Catherine: It seems Free Press Houston loves to go big, just like our city. What’s next for Day for Night? 

Omar: We are moving to other cities. We are looking at other models, and I think Day for Night should be malleable enough so it doesn’t have to be “we have a festival in this city and a festival in this city.” You know, maybe Day for Night Los Angeles is a four-day festival in a warehouse. Day for Night New York is one night and there is only one installation. Maybe Day for Night is a 300 person event in Austin. It should be modular not malleable, with the concurrent theme of marrying art and music also with transforming spaces.

Catherine: Also think about your business…

Omar: I’m at a point in my life that business is different. Every nickel from selling FPSF went into Day for Night. If I made double the amount I have made or if I made half the amount that I made, my life isn’t going to change. It is going to be what it is going to be. I want to do what I love. I did it the other way, where I tried to make the most money in the shortest amount of time and it was gross, I hated it. I did it against my better judgement. And now, much to my detriment I am putting this thing on because I want to make something beautiful for the city that I love. The paradox is that maybe this idea has more legs. All I need to do is see a site and dream it.

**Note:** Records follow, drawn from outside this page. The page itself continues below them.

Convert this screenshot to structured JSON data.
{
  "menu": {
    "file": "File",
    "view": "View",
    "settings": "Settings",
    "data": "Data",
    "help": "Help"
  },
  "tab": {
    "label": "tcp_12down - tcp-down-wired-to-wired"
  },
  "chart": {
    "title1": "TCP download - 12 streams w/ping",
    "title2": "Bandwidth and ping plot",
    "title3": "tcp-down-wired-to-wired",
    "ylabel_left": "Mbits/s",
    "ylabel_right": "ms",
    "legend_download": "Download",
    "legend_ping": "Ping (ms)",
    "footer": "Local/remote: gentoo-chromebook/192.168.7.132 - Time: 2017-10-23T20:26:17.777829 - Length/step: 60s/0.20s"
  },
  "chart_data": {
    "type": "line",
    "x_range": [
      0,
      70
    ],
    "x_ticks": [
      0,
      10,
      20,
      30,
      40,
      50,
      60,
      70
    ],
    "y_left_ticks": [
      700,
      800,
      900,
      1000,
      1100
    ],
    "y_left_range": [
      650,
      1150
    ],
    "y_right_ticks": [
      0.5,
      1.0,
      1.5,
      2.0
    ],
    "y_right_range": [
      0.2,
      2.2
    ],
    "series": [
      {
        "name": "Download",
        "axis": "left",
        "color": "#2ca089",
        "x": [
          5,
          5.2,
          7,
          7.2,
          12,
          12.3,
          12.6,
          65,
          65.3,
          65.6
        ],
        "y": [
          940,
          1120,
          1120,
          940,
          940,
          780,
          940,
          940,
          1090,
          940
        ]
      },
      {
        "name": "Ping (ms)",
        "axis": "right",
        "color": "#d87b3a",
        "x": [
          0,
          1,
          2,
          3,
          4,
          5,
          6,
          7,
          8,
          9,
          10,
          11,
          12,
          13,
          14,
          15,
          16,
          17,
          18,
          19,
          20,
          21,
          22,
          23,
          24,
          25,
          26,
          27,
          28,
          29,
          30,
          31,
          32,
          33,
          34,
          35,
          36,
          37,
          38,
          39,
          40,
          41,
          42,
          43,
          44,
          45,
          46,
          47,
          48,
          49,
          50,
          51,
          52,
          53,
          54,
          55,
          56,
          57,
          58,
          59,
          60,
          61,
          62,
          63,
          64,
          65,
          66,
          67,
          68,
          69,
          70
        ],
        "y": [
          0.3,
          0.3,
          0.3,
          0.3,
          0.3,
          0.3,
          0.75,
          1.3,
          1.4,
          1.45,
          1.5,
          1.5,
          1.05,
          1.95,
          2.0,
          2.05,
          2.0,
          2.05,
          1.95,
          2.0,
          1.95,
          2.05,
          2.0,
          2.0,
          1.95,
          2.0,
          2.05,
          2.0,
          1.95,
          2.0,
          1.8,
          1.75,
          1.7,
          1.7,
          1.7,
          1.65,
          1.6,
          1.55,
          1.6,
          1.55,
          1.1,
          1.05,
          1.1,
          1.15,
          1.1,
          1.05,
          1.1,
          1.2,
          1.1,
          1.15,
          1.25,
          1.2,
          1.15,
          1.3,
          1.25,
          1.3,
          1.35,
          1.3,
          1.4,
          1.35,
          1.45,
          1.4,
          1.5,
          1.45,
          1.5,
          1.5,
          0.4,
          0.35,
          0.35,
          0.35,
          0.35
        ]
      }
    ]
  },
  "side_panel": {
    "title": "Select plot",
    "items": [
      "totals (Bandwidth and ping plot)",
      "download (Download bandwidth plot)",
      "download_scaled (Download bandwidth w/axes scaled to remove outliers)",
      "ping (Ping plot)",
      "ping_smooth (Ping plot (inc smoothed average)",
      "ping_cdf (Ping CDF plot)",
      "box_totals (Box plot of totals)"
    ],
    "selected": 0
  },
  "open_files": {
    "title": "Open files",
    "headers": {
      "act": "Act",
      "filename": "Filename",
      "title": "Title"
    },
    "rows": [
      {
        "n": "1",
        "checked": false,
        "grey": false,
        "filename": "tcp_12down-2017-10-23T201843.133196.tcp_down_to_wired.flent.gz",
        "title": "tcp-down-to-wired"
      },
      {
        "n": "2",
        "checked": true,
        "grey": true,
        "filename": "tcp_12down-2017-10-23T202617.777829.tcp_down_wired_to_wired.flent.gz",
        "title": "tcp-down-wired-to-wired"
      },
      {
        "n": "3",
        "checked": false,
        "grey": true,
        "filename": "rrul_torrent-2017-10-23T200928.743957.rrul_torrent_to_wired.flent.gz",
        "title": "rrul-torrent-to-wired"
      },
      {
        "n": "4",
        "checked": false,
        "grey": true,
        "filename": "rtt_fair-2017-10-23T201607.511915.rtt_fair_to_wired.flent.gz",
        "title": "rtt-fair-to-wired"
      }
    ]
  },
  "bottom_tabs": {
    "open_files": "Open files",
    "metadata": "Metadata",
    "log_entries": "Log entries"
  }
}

Catherine: What do you hope attendees take away from the festival?

Omar:
I hope they take away something tangible. Technology is a big part of these kinds of art installations. Not only do we hope that people have a great time, but also we want them to leave being inspired and look at their everyday tools differently. What we are using to create these structures, there are bits and pieces around us every day. There are elements that you can take things and make them into beauty.

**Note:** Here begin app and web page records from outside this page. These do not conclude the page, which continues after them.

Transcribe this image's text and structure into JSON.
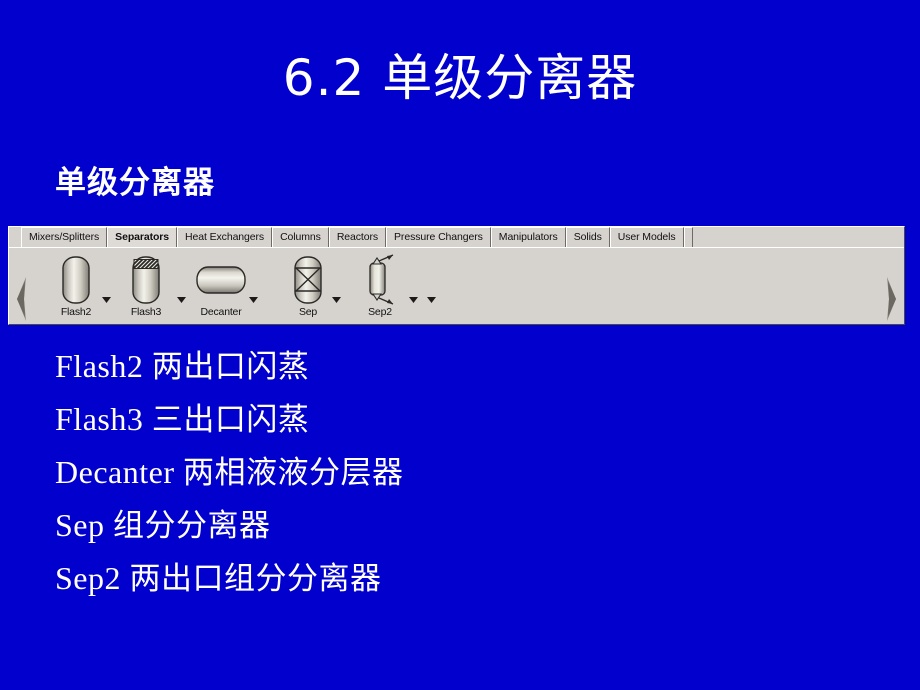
{
  "slide": {
    "background_color": "#0200cc",
    "text_color": "#ffffff",
    "title": "6.2 单级分离器",
    "subtitle": "单级分离器"
  },
  "palette": {
    "name": "Aspen Plus Model Library",
    "background_color": "#d6d3ce",
    "tabs": [
      {
        "label": "Mixers/Splitters",
        "selected": false
      },
      {
        "label": "Separators",
        "selected": true
      },
      {
        "label": "Heat Exchangers",
        "selected": false
      },
      {
        "label": "Columns",
        "selected": false
      },
      {
        "label": "Reactors",
        "selected": false
      },
      {
        "label": "Pressure Changers",
        "selected": false
      },
      {
        "label": "Manipulators",
        "selected": false
      },
      {
        "label": "Solids",
        "selected": false
      },
      {
        "label": "User Models",
        "selected": false
      }
    ],
    "scroll_left": "scroll-left-arrow",
    "scroll_right": "scroll-right-arrow",
    "items": [
      {
        "label": "Flash2",
        "icon": "vertical-vessel-icon"
      },
      {
        "label": "Flash3",
        "icon": "vertical-vessel-hatched-top-icon"
      },
      {
        "label": "Decanter",
        "icon": "horizontal-vessel-icon"
      },
      {
        "label": "Sep",
        "icon": "vertical-vessel-cross-icon"
      },
      {
        "label": "Sep2",
        "icon": "narrow-vessel-arrows-icon"
      }
    ]
  },
  "bullets": [
    {
      "term": "Flash2",
      "desc": "两出口闪蒸"
    },
    {
      "term": "Flash3",
      "desc": "三出口闪蒸"
    },
    {
      "term": "Decanter",
      "desc": "两相液液分层器"
    },
    {
      "term": "Sep",
      "desc": "组分分离器"
    },
    {
      "term": "Sep2",
      "desc": "两出口组分分离器"
    }
  ]
}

Catherine: Last question, do you prefer day or night?

Omar: (Smiles) When I feel most alive is first thing in the morning. I feel like I am highly in tuned with everything in the morning. What about you?

HIGHLIGHTING THE CITY'S COLLECTION: VAQUERO

HIGHLIGHTING THE CITY'S COLLECTION: VAQUERO

HOUSTON’S CREATIVE WORKFORCE: SET & STAGE DESIGN

HOUSTON’S CREATIVE WORKFORCE: SET & STAGE DESIGN